  26. 27. Prevention and Control. (Vaccines) <ul><li>Sabin’s Live attenuated vaccine </li></ul><ul><li>Grown in Monkey kidney cells, Human Diploid cells.
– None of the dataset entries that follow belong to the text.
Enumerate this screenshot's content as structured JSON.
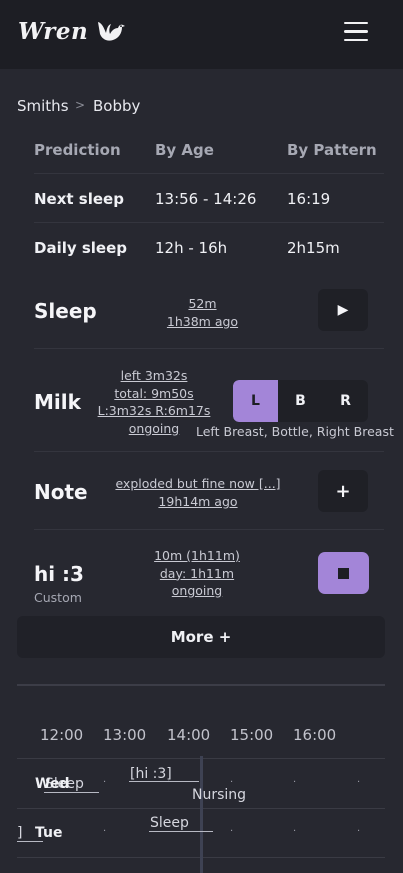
{
  "app": {
    "name": "Wren",
    "logo_icon": "bird-icon",
    "menu_icon": "hamburger-icon"
  },
  "breadcrumb": {
    "family": "Smiths",
    "child": "Bobby",
    "separator": ">"
  },
  "prediction_table": {
    "headers": [
      "Prediction",
      "By Age",
      "By Pattern"
    ],
    "rows": [
      {
        "label": "Next sleep",
        "by_age": "13:56 - 14:26",
        "by_pattern": "16:19"
      },
      {
        "label": "Daily sleep",
        "by_age": "12h - 16h",
        "by_pattern": "2h15m"
      }
    ]
  },
  "activities": {
    "sleep": {
      "title": "Sleep",
      "duration": "52m",
      "ago": "1h38m ago",
      "button_icon": "play-icon",
      "button_glyph": "▶"
    },
    "milk": {
      "title": "Milk",
      "lines": [
        "left 3m32s",
        "total: 9m50s",
        "L:3m32s R:6m17s",
        "ongoing"
      ],
      "options": [
        "L",
        "B",
        "R"
      ],
      "selected": "L",
      "legend": "Left Breast, Bottle, Right Breast"
    },
    "note": {
      "title": "Note",
      "text": "exploded but fine now [...]",
      "ago": "19h14m ago",
      "button_icon": "plus-icon",
      "button_glyph": "+"
    },
    "custom": {
      "title": "hi :3",
      "subtitle": "Custom",
      "lines": [
        "10m (1h11m)",
        "day: 1h11m",
        "ongoing"
      ],
      "button_icon": "stop-icon"
    }
  },
  "more_button": "More +",
  "timeline": {
    "hours": [
      "12:00",
      "13:00",
      "14:00",
      "15:00",
      "16:00"
    ],
    "rows": [
      {
        "day": "Wed",
        "events": [
          "Sleep",
          "[hi :3]",
          "Nursing"
        ]
      },
      {
        "day": "Tue",
        "events": [
          "]",
          "Sleep"
        ]
      }
    ],
    "tick": "."
  },
  "colors": {
    "background": "#272830",
    "topbar": "#1d1e24",
    "accent": "#a385d8",
    "button": "#1f2026"
  }
}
Preserved at 4 c </li></ul><ul><li>Multiple doses are given </li></ul><ul><li>Given as oral Drops </li></ul><ul><li>At present only vaccine given in our National Programme of Immunization </li></ul><ul><li>Boosts Immunity with Production Ig G ,Ig M </li></ul><ul><li>And also Ig A Participate as participant in Prevention. </li></ul>
  27. 28. Vaccination Sabin's- Oral Administration <ul><li>Sabin’s vaccine is administered orally. </li></ul><ul><li>Contains </li></ul><ul><li>Type 1 – 10 lakhs, </li></ul><ul><li>Type 2- 2 lakhs </li></ul><ul><li>Type 3- 3 Lakhs. </li></ul><ul><li>The virus are stable with Mg cl. </li></ul>
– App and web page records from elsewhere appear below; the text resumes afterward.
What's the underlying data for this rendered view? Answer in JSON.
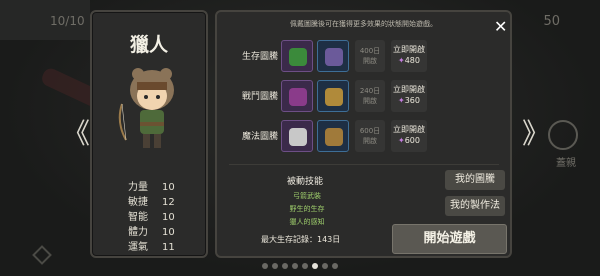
{
  "background": {
    "counter_left": "10/10",
    "counter_right": "50",
    "right_button_label": "蓋親"
  },
  "nav": {
    "prev_glyph": "《",
    "next_glyph": "》"
  },
  "character": {
    "name": "獵人",
    "stats": [
      {
        "label": "力量",
        "value": "10"
      },
      {
        "label": "敏捷",
        "value": "12"
      },
      {
        "label": "智能",
        "value": "10"
      },
      {
        "label": "體力",
        "value": "10"
      },
      {
        "label": "運氣",
        "value": "11"
      }
    ]
  },
  "info": {
    "notice": "佩戴圖騰後可在獲得更多效果的狀態開始遊戲。",
    "close_glyph": "✕",
    "totems": [
      {
        "label": "生存圖騰",
        "locked_days": "400日",
        "locked_text": "開啟",
        "unlock_label": "立即開啟",
        "cost": "480",
        "color_a": "#3b8a3b",
        "color_b": "#6b5a9a"
      },
      {
        "label": "戰鬥圖騰",
        "locked_days": "240日",
        "locked_text": "開啟",
        "unlock_label": "立即開啟",
        "cost": "360",
        "color_a": "#8a3b8a",
        "color_b": "#b08a3a"
      },
      {
        "label": "魔法圖騰",
        "locked_days": "600日",
        "locked_text": "開啟",
        "unlock_label": "立即開啟",
        "cost": "600",
        "color_a": "#c8c8c8",
        "color_b": "#a07a3a"
      }
    ],
    "passive_title": "被動技能",
    "passive_skills": [
      "弓箭武裝",
      "野生的生存",
      "獵人的感知"
    ],
    "record_label": "最大生存記錄：",
    "record_value": "143日",
    "my_totem_button": "我的圖騰",
    "my_craft_button": "我的製作法",
    "start_button": "開始遊戲"
  },
  "pagination": {
    "total": 8,
    "active_index": 5
  }
}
  28. 29. Oral Polio Vaccine <ul><li>Highly effective in producing immunity to poliovirus </li></ul><ul><li>50% immune after 1 dose </li></ul><ul><li>>95% immune after 3 doses </li></ul><ul><li>Immunity probably lifelong </li></ul>
  29. 30. Sabin's Vaccine
  30. 31. Live Polio vaccines –Protects Society too <ul><li>The Live Polio vaccine infects multiples in the Intestines and thus Immunizes the Individual </li></ul><ul><li>Vaccines not only produces IgM and IgG in the blood but also IgA antibodies in the Intestines. </li></ul><ul><li>Which help the gut immunity </li></ul>
  31. 32. Live Vaccine Associated Polio <ul><li>On few occasions type 2 and type 3 virus may mutate in the course of multiplication </li></ul><ul><li>May lead to Vaccine associated Polio </li></ul><ul><li>But very negligible </li></ul>
  32. 33. Role Of Immunoglobulins in Prevention <ul><li>Immunoglubulins can provide protection for a few weeks against the paralytic polio </li></ul><ul><li>But does not prevent subclinical infection </li></ul><ul><li>Effective if given shortly before infection </li></ul><ul><li>No value once the clinical symptoms develop </li></ul>
  33. 34. Salk Vaccines <ul><li>Salk Vaccine - A Killed Vaccine. </li></ul><ul><li>Four Injections are administered in a period of two years, </li></ul><ul><li>Administration of periodic booster recommended. </li></ul><ul><li>Most of the Western Nations do use it. </li></ul>
  34. 35. Salk Vaccine ( Killed-Inject able)
  35. 36. Vaccination in Immunodeficient <ul><li>Only Killed viral vaccines used in Immunodeficient persons </li></ul><ul><li>( SALK ) </li></ul>
  36. 37. Present prevalence of Polio attacks
  37. 38. Wild Poliovirus 2006
  38. 39. Global Eradication <ul><li>WHO target date - year 2000 </li></ul><ul><li>Yet in 2008 we have Polio cases </li></ul>
  39. 40. Pulse Polio Immunization
  40. 41. Global Eradication. <ul><li>The Indian Programme of PULSE POLIO Immunization is a part of it to eradicate Polio </li></ul><ul><li>Recent resurgence in UP and Bihar is a threat to the desired Goal. </li></ul><ul><li>In spite of best efforts thousands occur globally in Africa and Indian subcontinent. </li></ul>
  41. 42. Let us be partners in Eradication of Polio
  42. 43. Created for Undergraduate Teaching Programme Dr.T.V.Rao,MD Email [email_address]